Hokkaido: lens x 2

Seasonal activities such as skiing and snowboarding often lead to a non-trivial investment in equipment – a new deck, gloves, goggles, jackets, boots, trousers, hats, bags and so on. Most people don’t (perceive the) need to, don’t want to, or can’t afford to buy new equipment every year so as a result the places where people gather to carry out these activities are in effect cultural time capsules. Whilst having lunch in a mountain restaurant we sometimes watched in quiet appreciation/awe trying to guess the year when particular colours or styles were in fashion on the slopes.

The snowboard scene in Japan is now being pitched as 95% fashion 5% sport. From a sales point of view it makes sense – the criteria for owning and being satisfied with a sports object changes more slowly compared to fashions which, without fail will change once a year. The North Face shop in Harajuku is a good bell weather of sports-fashion-brand’s shift to fashion-sports. An evening shopper is more likely to stumble into a hip-hop DJed spray painting competition than a seminar on the hazards of climbing at altitude (camouflage North Face puffer jackets had some cred amongst the Tokyo hip hop crowd last year).

One regret from last week was not having the time to systematically document people, their equipment and in particular how they custonmised what they had. But it got me thinking about the logistics of setting up a photo studio on the mountain and being with people in one place long enough for them not to freeze. Perhaps this is an activity for the spring?

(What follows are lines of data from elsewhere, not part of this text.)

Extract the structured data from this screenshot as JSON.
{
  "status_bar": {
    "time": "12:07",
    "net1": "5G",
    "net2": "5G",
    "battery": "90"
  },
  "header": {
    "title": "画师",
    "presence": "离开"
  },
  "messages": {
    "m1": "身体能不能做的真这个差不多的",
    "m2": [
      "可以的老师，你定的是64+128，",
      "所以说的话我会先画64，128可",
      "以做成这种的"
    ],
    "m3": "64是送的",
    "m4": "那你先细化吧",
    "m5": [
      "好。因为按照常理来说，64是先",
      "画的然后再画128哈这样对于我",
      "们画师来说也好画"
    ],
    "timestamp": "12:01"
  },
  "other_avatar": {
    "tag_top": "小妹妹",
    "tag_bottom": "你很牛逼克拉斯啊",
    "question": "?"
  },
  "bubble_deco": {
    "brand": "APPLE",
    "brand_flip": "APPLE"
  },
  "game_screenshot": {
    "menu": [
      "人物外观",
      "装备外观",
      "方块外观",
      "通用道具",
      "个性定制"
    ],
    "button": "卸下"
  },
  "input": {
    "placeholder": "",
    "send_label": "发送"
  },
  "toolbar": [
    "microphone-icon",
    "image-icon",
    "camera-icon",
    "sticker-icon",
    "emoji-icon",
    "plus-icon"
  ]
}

How long should/do product’s last? What can be done to slow down or speed up the replacement cycle?